=== Begin Enclosure ===
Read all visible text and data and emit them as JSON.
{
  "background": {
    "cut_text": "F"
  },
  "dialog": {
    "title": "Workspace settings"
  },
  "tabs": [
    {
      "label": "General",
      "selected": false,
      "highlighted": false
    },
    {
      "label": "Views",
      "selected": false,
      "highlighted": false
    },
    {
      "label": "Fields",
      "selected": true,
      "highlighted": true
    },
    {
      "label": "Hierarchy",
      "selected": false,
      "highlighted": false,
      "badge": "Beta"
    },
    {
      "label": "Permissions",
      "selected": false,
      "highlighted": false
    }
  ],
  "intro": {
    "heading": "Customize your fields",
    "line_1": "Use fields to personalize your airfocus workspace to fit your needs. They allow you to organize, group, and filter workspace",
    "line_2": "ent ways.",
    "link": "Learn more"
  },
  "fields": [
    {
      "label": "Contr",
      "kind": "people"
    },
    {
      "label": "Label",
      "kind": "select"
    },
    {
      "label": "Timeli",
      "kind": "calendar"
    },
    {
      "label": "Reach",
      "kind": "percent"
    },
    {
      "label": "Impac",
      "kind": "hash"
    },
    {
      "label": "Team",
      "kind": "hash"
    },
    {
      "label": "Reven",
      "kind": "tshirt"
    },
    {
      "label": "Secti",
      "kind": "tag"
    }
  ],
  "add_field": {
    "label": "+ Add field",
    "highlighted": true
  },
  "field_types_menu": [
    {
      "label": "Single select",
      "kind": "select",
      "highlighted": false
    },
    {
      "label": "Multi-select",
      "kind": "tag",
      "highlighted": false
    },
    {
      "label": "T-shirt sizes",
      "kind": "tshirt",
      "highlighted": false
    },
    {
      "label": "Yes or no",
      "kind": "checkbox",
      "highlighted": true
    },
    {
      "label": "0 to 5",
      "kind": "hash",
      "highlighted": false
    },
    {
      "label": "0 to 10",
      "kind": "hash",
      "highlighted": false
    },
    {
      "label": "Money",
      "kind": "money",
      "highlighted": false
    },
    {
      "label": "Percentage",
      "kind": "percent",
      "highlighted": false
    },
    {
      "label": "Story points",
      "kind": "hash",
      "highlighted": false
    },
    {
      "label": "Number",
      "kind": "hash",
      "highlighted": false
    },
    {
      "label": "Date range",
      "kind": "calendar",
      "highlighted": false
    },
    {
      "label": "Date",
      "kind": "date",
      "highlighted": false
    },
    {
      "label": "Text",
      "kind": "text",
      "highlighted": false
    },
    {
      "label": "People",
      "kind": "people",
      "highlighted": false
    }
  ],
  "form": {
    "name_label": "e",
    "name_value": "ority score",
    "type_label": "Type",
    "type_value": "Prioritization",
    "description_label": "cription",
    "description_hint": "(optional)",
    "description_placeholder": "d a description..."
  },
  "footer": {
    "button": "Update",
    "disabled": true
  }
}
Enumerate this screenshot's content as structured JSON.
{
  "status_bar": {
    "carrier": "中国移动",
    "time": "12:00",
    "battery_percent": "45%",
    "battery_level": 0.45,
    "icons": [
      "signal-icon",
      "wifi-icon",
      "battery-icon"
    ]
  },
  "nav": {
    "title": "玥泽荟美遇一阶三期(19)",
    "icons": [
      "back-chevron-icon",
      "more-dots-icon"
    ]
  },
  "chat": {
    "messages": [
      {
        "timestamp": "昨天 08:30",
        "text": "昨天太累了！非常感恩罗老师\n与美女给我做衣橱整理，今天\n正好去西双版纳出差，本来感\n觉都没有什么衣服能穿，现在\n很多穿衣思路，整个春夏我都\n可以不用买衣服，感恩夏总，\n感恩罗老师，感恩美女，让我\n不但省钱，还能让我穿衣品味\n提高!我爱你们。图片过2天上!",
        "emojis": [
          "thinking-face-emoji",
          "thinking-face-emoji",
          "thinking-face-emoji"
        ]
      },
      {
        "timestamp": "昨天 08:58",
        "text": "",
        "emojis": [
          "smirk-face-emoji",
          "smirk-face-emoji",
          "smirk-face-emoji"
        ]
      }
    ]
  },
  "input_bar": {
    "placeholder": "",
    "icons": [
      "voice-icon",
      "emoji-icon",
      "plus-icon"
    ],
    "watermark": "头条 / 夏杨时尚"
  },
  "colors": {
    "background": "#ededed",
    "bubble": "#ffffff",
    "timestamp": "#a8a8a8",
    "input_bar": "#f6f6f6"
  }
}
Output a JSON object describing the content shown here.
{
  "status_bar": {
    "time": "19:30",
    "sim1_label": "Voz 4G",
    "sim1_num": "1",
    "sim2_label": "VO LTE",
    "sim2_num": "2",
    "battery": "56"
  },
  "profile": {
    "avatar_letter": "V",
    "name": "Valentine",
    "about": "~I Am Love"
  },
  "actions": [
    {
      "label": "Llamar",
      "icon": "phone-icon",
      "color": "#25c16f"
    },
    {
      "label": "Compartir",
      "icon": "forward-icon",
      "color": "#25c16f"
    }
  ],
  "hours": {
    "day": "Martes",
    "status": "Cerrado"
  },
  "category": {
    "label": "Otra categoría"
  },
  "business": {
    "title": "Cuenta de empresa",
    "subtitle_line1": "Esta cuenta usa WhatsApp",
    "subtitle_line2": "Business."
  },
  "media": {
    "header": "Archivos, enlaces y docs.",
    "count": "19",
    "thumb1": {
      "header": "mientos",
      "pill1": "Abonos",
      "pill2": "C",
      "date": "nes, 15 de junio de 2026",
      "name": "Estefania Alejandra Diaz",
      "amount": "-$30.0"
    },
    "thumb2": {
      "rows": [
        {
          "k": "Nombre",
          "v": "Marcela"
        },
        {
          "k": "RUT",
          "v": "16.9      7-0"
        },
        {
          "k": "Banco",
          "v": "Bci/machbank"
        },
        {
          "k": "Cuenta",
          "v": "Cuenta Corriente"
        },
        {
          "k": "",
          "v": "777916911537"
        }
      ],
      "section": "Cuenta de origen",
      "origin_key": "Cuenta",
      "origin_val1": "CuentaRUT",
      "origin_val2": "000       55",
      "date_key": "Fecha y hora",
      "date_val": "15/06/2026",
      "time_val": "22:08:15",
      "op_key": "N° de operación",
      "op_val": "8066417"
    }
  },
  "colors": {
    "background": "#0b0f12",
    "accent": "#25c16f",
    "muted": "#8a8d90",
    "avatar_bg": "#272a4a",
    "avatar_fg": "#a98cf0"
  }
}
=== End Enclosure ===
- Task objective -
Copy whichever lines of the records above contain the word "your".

- Task answer -
    "heading": "Customize your fields",
    "line_1": "Use fields to personalize your airfocus workspace to fit your needs. They allow you to organize, group, and filter workspace",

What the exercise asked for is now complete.